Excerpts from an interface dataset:
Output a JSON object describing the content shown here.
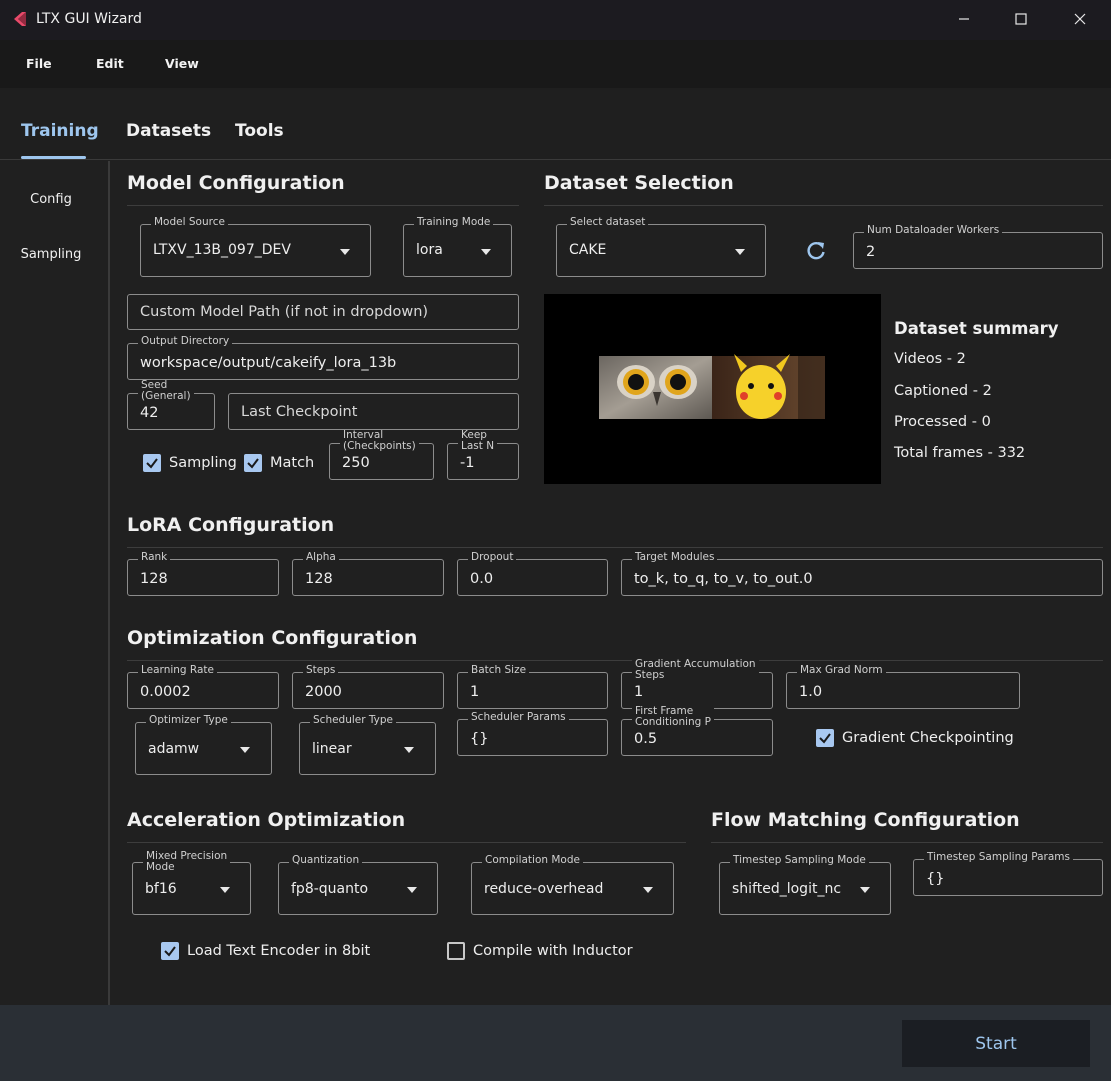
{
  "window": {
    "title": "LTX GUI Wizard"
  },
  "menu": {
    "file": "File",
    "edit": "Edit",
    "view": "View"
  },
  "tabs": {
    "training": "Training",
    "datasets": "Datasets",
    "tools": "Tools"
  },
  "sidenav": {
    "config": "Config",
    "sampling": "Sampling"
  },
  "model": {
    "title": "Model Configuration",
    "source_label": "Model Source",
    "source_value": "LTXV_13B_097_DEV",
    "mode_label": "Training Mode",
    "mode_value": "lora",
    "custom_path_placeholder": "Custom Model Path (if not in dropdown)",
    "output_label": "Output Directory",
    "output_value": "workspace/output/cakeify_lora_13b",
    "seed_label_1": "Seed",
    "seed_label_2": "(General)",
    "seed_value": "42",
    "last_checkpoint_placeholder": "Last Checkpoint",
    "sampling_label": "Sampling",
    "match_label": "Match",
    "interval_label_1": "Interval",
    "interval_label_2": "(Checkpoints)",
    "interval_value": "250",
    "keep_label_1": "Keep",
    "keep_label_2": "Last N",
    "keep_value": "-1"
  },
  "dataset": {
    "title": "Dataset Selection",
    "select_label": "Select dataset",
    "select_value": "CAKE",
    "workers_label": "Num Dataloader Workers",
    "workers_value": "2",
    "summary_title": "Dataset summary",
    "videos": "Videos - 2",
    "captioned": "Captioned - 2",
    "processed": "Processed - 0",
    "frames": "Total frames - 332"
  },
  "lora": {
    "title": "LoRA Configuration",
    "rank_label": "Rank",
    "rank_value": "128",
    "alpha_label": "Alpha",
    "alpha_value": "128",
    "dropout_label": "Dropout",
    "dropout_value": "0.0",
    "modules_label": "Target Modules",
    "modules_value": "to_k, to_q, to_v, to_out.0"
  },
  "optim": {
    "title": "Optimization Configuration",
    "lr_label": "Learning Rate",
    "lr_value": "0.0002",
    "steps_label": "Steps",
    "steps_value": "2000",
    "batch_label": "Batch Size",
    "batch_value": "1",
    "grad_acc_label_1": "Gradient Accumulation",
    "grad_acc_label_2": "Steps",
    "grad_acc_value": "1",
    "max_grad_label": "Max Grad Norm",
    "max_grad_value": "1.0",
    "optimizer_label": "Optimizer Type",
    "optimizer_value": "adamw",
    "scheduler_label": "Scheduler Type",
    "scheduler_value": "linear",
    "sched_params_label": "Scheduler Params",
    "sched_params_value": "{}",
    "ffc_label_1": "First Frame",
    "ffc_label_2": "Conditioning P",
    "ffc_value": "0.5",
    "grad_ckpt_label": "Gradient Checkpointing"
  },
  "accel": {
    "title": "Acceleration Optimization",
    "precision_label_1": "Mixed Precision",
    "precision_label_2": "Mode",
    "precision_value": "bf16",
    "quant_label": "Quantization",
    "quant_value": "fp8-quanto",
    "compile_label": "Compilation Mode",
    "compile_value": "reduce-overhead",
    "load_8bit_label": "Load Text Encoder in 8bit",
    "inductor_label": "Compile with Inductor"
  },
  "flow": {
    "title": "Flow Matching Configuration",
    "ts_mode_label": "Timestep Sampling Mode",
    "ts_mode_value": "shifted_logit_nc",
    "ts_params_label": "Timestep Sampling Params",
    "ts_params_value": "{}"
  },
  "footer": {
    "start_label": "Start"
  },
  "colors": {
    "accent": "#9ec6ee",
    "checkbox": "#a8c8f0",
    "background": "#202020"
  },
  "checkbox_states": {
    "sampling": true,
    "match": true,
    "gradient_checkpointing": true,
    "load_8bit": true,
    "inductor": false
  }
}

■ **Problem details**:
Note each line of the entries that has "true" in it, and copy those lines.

■ **Result for this exercise**:
    "sampling": true,
    "match": true,
    "gradient_checkpointing": true,
    "load_8bit": true,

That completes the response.